[Data records for software interfaces]
Start of Block
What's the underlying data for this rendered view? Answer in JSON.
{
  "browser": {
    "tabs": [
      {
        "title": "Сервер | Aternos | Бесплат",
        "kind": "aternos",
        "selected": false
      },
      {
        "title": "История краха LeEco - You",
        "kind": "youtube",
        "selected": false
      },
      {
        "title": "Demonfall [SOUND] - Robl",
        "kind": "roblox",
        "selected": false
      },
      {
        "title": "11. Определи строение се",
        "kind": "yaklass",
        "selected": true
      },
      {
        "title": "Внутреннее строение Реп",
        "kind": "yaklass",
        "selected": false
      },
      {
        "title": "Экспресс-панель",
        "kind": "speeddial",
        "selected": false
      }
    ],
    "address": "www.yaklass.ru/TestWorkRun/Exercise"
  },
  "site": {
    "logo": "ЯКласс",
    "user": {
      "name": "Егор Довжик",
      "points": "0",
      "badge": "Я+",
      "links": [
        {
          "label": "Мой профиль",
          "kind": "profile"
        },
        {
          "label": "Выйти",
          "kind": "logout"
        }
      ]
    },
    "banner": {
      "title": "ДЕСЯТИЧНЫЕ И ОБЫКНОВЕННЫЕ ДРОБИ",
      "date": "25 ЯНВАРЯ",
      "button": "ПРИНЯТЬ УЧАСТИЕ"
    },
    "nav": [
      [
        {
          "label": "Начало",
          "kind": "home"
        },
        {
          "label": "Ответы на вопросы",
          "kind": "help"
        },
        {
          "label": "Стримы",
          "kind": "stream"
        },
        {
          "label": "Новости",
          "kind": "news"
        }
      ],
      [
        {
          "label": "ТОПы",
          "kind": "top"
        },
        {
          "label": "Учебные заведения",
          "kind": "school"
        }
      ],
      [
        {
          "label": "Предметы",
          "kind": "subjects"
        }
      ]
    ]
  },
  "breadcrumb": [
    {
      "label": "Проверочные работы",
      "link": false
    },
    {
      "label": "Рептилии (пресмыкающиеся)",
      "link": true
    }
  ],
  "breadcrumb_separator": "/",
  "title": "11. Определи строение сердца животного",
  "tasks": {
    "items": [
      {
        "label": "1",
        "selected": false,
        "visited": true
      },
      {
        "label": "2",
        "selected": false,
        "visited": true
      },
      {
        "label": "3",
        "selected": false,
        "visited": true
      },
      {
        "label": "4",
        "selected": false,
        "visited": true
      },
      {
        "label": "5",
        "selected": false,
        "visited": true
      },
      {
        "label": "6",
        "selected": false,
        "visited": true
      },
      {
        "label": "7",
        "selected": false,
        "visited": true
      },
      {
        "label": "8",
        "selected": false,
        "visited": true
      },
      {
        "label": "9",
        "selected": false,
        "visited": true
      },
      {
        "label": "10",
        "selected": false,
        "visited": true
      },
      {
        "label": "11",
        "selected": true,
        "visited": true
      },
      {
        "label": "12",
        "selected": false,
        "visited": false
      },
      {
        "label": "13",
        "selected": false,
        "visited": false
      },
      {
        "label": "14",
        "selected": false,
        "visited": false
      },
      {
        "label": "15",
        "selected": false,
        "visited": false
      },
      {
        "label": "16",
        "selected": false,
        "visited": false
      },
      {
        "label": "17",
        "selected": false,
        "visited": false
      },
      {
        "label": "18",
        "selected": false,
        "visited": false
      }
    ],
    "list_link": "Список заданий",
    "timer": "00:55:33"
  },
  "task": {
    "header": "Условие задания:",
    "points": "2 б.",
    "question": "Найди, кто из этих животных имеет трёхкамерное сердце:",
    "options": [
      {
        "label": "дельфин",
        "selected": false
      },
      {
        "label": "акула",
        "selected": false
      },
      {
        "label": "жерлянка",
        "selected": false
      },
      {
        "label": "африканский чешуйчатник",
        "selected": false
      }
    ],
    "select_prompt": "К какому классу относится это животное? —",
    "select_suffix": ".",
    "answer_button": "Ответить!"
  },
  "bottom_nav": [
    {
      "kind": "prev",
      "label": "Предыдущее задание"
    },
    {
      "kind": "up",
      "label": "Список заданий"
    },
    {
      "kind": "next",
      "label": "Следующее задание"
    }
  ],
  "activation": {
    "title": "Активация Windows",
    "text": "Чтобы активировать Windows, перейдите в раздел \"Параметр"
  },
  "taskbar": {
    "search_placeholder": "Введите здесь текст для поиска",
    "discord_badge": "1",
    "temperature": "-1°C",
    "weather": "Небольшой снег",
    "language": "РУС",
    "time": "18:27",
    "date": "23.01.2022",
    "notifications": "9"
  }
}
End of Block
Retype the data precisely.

What's the underlying data for this rendered view? Answer in JSON.
{
  "browser": {
    "tabs": [
      {
        "title": "Сервер | Aternos | Бесплат",
        "kind": "aternos",
        "selected": false
      },
      {
        "title": "История краха LeEco - You",
        "kind": "youtube",
        "selected": false
      },
      {
        "title": "Demonfall [SOUND] - Robl",
        "kind": "roblox",
        "selected": false
      },
      {
        "title": "11. Определи строение се",
        "kind": "yaklass",
        "selected": true
      },
      {
        "title": "Внутреннее строение Реп",
        "kind": "yaklass",
        "selected": false
      },
      {
        "title": "Экспресс-панель",
        "kind": "speeddial",
        "selected": false
      }
    ],
    "address": "www.yaklass.ru/TestWorkRun/Exercise"
  },
  "site": {
    "logo": "ЯКласс",
    "user": {
      "name": "Егор Довжик",
      "points": "0",
      "badge": "Я+",
      "links": [
        {
          "label": "Мой профиль",
          "kind": "profile"
        },
        {
          "label": "Выйти",
          "kind": "logout"
        }
      ]
    },
    "banner": {
      "title": "ДЕСЯТИЧНЫЕ И ОБЫКНОВЕННЫЕ ДРОБИ",
      "date": "25 ЯНВАРЯ",
      "button": "ПРИНЯТЬ УЧАСТИЕ"
    },
    "nav": [
      [
        {
          "label": "Начало",
          "kind": "home"
        },
        {
          "label": "Ответы на вопросы",
          "kind": "help"
        },
        {
          "label": "Стримы",
          "kind": "stream"
        },
        {
          "label": "Новости",
          "kind": "news"
        }
      ],
      [
        {
          "label": "ТОПы",
          "kind": "top"
        },
        {
          "label": "Учебные заведения",
          "kind": "school"
        }
      ],
      [
        {
          "label": "Предметы",
          "kind": "subjects"
        }
      ]
    ]
  },
  "breadcrumb": [
    {
      "label": "Проверочные работы",
      "link": false
    },
    {
      "label": "Рептилии (пресмыкающиеся)",
      "link": true
    }
  ],
  "breadcrumb_separator": "/",
  "title": "11. Определи строение сердца животного",
  "tasks": {
    "items": [
      {
        "label": "1",
        "selected": false,
        "visited": true
      },
      {
        "label": "2",
        "selected": false,
        "visited": true
      },
      {
        "label": "3",
        "selected": false,
        "visited": true
      },
      {
        "label": "4",
        "selected": false,
        "visited": true
      },
      {
        "label": "5",
        "selected": false,
        "visited": true
      },
      {
        "label": "6",
        "selected": false,
        "visited": true
      },
      {
        "label": "7",
        "selected": false,
        "visited": true
      },
      {
        "label": "8",
        "selected": false,
        "visited": true
      },
      {
        "label": "9",
        "selected": false,
        "visited": true
      },
      {
        "label": "10",
        "selected": false,
        "visited": true
      },
      {
        "label": "11",
        "selected": true,
        "visited": true
      },
      {
        "label": "12",
        "selected": false,
        "visited": false
      },
      {
        "label": "13",
        "selected": false,
        "visited": false
      },
      {
        "label": "14",
        "selected": false,
        "visited": false
      },
      {
        "label": "15",
        "selected": false,
        "visited": false
      },
      {
        "label": "16",
        "selected": false,
        "visited": false
      },
      {
        "label": "17",
        "selected": false,
        "visited": false
      },
      {
        "label": "18",
        "selected": false,
        "visited": false
      }
    ],
    "list_link": "Список заданий",
    "timer": "00:55:33"
  },
  "task": {
    "header": "Условие задания:",
    "points": "2 б.",
    "question": "Найди, кто из этих животных имеет трёхкамерное сердце:",
    "options": [
      {
        "label": "дельфин",
        "selected": false
      },
      {
        "label": "акула",
        "selected": false
      },
      {
        "label": "жерлянка",
        "selected": false
      },
      {
        "label": "африканский чешуйчатник",
        "selected": false
      }
    ],
    "select_prompt": "К какому классу относится это животное? —",
    "select_suffix": ".",
    "answer_button": "Ответить!"
  },
  "bottom_nav": [
    {
      "kind": "prev",
      "label": "Предыдущее задание"
    },
    {
      "kind": "up",
      "label": "Список заданий"
    },
    {
      "kind": "next",
      "label": "Следующее задание"
    }
  ],
  "activation": {
    "title": "Активация Windows",
    "text": "Чтобы активировать Windows, перейдите в раздел \"Параметр"
  },
  "taskbar": {
    "search_placeholder": "Введите здесь текст для поиска",
    "discord_badge": "1",
    "temperature": "-1°C",
    "weather": "Небольшой снег",
    "language": "РУС",
    "time": "18:27",
    "date": "23.01.2022",
    "notifications": "9"
  }
}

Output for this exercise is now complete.